Skip to main content


December 13, 2014

Robin Antalek: ONLY DOLLIE and the Books That Stay With Us

Posted by Lincoln

Like many of us, Robin Antalek knows a good used book sale when she sees one. She has been sifting through secondhand books since childhood and, in her first Holiday Author Blog, shares the story behind one of her favorite finds. You can find Robin's own book, THE SUMMER WE FELL APART, on sale this holiday season --- and be sure to look for her forthcoming second novel, THE GROWN UPS, on January 27th!

Family lore has it that I started to read around the age of three and a half. The story is this: My mother’s younger brother was home from college for the holidays, I picked up his bag, loaded with textbooks, pulled one out, opened to a random page and began to sound out words much to the amazement of the room. 

I’m not sure whether there is an ounce of truth here or my mother has just willed it into the fabric of our story because it would be impossible to be a part of my family and not be an avid reader. My grandmother, who left Italy and the last of her formal education around eighth grade, had a leaning tower of books at all times next to her chair, and made a weekly trip to the library to refresh the pile until she died at 80. Before we could crawl, my mother instilled the love of used book shops, swap sales and libraries in my brother and me. Even now, one of our favorite things to do when we get together is discover new shops, reconnecting at the register with a stack of finds, blown away by the idea that someone could actually give up such a treasure.

In the home where I grew up, my mother’s books --- encased in a wood and glass mid-century piece that had sliding glass doors --- held an impossible allure. Nothing was off limits. I read my fair share of Henry Miller, D.H. Lawrence, John D. MacDonald and Jacqueline Susann before I really knew what I was reading. In our laundry room on a shelf above the washer sat a faded cornflower blue hardcover of WAR AND PEACE that my mother worked her way through a page or two at a time while she waited out the wash. 

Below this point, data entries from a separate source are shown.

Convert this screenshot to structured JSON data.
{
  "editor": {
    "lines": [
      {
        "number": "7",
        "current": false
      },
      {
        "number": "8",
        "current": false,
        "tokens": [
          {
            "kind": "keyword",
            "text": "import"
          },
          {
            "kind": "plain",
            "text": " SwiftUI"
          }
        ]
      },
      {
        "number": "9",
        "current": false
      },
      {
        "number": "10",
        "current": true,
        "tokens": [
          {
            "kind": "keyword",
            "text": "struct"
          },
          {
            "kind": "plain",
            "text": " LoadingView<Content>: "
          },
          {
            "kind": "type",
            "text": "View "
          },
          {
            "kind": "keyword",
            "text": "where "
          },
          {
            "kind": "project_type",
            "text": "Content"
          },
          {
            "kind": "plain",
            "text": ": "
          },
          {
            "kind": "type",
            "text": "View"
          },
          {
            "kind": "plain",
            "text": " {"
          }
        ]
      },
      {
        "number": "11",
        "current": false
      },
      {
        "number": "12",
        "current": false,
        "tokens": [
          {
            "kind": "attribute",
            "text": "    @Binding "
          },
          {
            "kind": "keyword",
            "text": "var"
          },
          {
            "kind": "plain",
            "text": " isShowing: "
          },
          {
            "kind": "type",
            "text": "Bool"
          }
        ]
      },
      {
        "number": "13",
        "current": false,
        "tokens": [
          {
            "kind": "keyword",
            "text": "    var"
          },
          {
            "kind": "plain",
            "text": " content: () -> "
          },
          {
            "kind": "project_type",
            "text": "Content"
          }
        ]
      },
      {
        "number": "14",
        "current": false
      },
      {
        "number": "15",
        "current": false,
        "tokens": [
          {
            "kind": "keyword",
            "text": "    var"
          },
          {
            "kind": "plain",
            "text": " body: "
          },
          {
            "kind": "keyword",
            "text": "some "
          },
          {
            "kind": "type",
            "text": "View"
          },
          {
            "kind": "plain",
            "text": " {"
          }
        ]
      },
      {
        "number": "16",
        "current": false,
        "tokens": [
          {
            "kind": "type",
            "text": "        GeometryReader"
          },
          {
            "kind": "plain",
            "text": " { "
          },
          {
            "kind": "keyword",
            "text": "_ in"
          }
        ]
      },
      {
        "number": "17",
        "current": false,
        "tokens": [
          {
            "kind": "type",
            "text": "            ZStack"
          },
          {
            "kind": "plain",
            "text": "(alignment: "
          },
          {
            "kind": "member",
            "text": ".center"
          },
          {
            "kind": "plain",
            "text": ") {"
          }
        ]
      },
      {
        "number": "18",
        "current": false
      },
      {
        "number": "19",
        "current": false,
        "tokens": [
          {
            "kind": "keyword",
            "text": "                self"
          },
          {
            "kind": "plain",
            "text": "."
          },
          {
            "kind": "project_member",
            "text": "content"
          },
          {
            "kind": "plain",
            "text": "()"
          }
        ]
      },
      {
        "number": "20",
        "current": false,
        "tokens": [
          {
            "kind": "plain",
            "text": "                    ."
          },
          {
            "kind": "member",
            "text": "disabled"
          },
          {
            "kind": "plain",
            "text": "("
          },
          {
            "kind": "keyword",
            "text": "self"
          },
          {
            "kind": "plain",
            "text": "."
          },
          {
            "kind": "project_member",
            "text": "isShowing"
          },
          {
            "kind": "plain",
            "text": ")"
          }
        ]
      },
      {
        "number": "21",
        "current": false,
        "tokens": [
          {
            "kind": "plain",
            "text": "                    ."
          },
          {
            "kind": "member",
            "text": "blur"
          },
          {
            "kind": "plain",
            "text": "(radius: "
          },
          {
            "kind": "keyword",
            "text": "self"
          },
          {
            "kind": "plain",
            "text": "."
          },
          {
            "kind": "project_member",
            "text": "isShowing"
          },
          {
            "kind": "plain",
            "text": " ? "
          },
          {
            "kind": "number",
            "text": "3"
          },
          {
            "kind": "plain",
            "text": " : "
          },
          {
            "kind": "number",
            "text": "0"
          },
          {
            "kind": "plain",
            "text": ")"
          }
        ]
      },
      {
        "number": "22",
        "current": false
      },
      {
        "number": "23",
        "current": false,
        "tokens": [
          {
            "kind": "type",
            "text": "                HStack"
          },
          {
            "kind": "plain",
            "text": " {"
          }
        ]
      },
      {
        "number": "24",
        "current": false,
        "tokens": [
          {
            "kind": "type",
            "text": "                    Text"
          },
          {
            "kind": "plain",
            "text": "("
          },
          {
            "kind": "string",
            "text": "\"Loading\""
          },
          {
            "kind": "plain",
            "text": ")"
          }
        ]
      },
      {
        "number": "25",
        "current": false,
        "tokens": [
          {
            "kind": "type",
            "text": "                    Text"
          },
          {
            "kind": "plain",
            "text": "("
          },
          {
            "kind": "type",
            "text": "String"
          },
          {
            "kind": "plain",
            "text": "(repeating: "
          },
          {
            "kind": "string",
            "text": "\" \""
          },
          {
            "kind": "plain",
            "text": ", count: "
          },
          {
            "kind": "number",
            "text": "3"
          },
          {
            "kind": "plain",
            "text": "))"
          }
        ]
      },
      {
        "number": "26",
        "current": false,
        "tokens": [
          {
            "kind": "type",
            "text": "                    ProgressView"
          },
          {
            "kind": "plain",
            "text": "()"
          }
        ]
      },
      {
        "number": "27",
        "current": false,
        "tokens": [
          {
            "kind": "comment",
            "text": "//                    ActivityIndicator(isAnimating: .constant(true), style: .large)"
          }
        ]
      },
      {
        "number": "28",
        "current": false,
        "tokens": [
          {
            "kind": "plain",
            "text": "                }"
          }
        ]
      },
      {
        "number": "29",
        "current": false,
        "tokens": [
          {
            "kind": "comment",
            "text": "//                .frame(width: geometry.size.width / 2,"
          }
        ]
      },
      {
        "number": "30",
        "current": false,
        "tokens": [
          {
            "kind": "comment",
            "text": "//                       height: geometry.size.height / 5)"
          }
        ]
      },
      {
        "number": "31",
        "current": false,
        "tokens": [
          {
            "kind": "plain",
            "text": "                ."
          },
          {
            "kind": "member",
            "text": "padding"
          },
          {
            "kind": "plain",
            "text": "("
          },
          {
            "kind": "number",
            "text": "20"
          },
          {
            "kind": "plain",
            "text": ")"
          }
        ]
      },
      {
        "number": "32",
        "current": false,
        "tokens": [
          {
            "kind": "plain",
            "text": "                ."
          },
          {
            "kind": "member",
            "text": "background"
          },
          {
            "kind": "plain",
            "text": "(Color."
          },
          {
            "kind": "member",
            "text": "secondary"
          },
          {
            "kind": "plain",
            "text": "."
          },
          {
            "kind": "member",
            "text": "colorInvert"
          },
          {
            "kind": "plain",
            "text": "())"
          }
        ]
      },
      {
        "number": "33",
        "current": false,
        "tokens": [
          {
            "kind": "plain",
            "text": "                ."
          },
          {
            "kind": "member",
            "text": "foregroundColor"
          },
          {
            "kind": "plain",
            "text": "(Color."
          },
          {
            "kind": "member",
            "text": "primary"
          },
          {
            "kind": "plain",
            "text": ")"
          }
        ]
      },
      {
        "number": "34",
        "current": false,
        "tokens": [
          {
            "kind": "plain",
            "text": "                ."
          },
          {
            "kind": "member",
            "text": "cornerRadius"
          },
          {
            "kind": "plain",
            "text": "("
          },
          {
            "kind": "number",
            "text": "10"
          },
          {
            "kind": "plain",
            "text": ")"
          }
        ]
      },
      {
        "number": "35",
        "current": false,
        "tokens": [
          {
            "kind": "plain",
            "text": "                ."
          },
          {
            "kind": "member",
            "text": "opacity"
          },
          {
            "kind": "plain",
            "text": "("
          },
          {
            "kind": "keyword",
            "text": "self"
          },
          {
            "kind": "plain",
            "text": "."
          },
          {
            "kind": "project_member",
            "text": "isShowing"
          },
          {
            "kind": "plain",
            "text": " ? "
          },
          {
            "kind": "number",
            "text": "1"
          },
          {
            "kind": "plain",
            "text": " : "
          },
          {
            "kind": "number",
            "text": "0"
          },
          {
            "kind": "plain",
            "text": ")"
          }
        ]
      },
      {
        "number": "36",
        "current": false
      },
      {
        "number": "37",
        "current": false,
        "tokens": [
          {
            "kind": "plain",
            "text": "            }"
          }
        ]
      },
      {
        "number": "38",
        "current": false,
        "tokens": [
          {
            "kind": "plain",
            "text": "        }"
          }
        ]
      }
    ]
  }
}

A good Saturday was a trip to the paperback shop where you could bring in books for store credit and leave with armloads without spending a dime. A great Saturday was the annual hospital white elephant sale. Hardly anyone bothered with the boxes and boxes of books, so I was often alone, browsing through entire donated libraries, making towers that would barely cost a dollar. One sale yielded a book that I have carried with me for years. From home to college to a variety of apartments and houses, the salmon-colored book with pages the color of tea, the small, bell-shaped stamp on the inside back cover that read: Schwarz Books 3rd Avenue and 31st St. NYC, and glorious black-and-white illustrations of Victorian life, ONLY DOLLIE, by Nina Rhoades, has traveled with me.

Published in 1901, ONLY DOLLIE fulfilled every one of my adolescent fantasies in the vein of THE LITTLE PRINCESS and THE SECRET GARDEN. A motherless child, servant to a wealthy family and caretaker of their children, Dollie is a little girl who dreams of new hair ribbons and a family of her own. The story takes place in the weeks leading up to the holidays, and there hasn’t been a Christmas since I found this book at 10 that I don’t think of Dollie.

I had never researched the origin until I sat down to write this piece. To my absolute surprise, a Google search yielded a review from December 7, 1901 in The Brooklyn Daily Eagle under the heading "Books for Little People." The review of ONLY DOLLIE is as follows: This is a brightly written story of a girl of twelve, who, when the mystery of her birth is solved, like Cinderella, passes from drudgery to better circumstances. There is nothing strained or unnatural at any point. All descriptions of characters or portrayals are life-like and the book has an indescribable appealing quality, which wins sympathy and secures success

One-hundred and thirteen years later, I couldn’t agree more.